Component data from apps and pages
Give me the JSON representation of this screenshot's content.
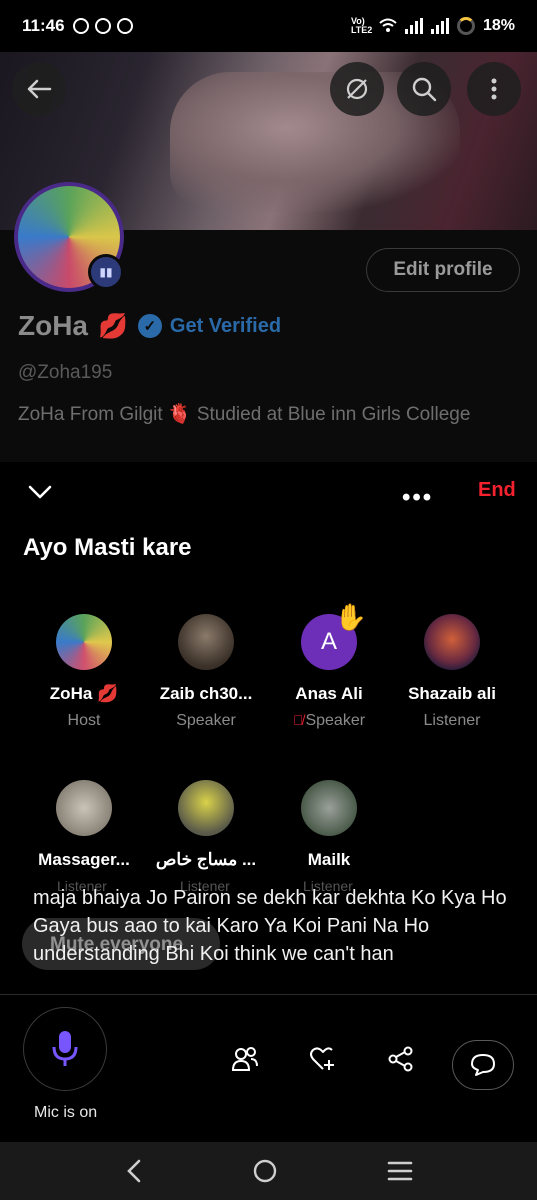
{
  "status_bar": {
    "time": "11:46",
    "network_label": "Vo) LTE2",
    "battery": "18%"
  },
  "profile": {
    "name": "ZoHa",
    "name_emoji": "💋",
    "verified_label": "Get Verified",
    "handle": "@Zoha195",
    "bio": "ZoHa From Gilgit 🫀  Studied at Blue inn Girls College",
    "edit_button": "Edit profile"
  },
  "space": {
    "end_label": "End",
    "title": "Ayo Masti kare",
    "participants": [
      {
        "name": "ZoHa 💋",
        "role": "Host"
      },
      {
        "name": "Zaib ch30...",
        "role": "Speaker"
      },
      {
        "name": "Anas Ali",
        "role": "Speaker",
        "initial": "A"
      },
      {
        "name": "Shazaib ali",
        "role": "Listener"
      },
      {
        "name": "Massager...",
        "role": "Listener"
      },
      {
        "name": "مساج خاص ...",
        "role": "Listener"
      },
      {
        "name": "Mailk",
        "role": "Listener"
      }
    ],
    "caption": "maja bhaiya Jo Pairon se dekh kar dekhta Ko Kya Ho Gaya bus aao to kai Karo Ya Koi Pani Na Ho understanding Bhi Koi think we can't han",
    "mute_everyone": "Mute everyone",
    "mic_label": "Mic is on"
  },
  "colors": {
    "end_red": "#f4212e",
    "mic_purple": "#7856ff",
    "verified_blue": "#1d9bf0"
  }
}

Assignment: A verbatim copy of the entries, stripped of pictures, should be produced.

Task output:
Give me the JSON representation of this screenshot's content.
{
  "status_bar": {
    "time": "11:46",
    "network_label": "Vo) LTE2",
    "battery": "18%"
  },
  "profile": {
    "name": "ZoHa",
    "name_emoji": "💋",
    "verified_label": "Get Verified",
    "handle": "@Zoha195",
    "bio": "ZoHa From Gilgit 🫀  Studied at Blue inn Girls College",
    "edit_button": "Edit profile"
  },
  "space": {
    "end_label": "End",
    "title": "Ayo Masti kare",
    "participants": [
      {
        "name": "ZoHa 💋",
        "role": "Host"
      },
      {
        "name": "Zaib ch30...",
        "role": "Speaker"
      },
      {
        "name": "Anas Ali",
        "role": "Speaker",
        "initial": "A"
      },
      {
        "name": "Shazaib ali",
        "role": "Listener"
      },
      {
        "name": "Massager...",
        "role": "Listener"
      },
      {
        "name": "مساج خاص ...",
        "role": "Listener"
      },
      {
        "name": "Mailk",
        "role": "Listener"
      }
    ],
    "caption": "maja bhaiya Jo Pairon se dekh kar dekhta Ko Kya Ho Gaya bus aao to kai Karo Ya Koi Pani Na Ho understanding Bhi Koi think we can't han",
    "mute_everyone": "Mute everyone",
    "mic_label": "Mic is on"
  },
  "colors": {
    "end_red": "#f4212e",
    "mic_purple": "#7856ff",
    "verified_blue": "#1d9bf0"
  }
}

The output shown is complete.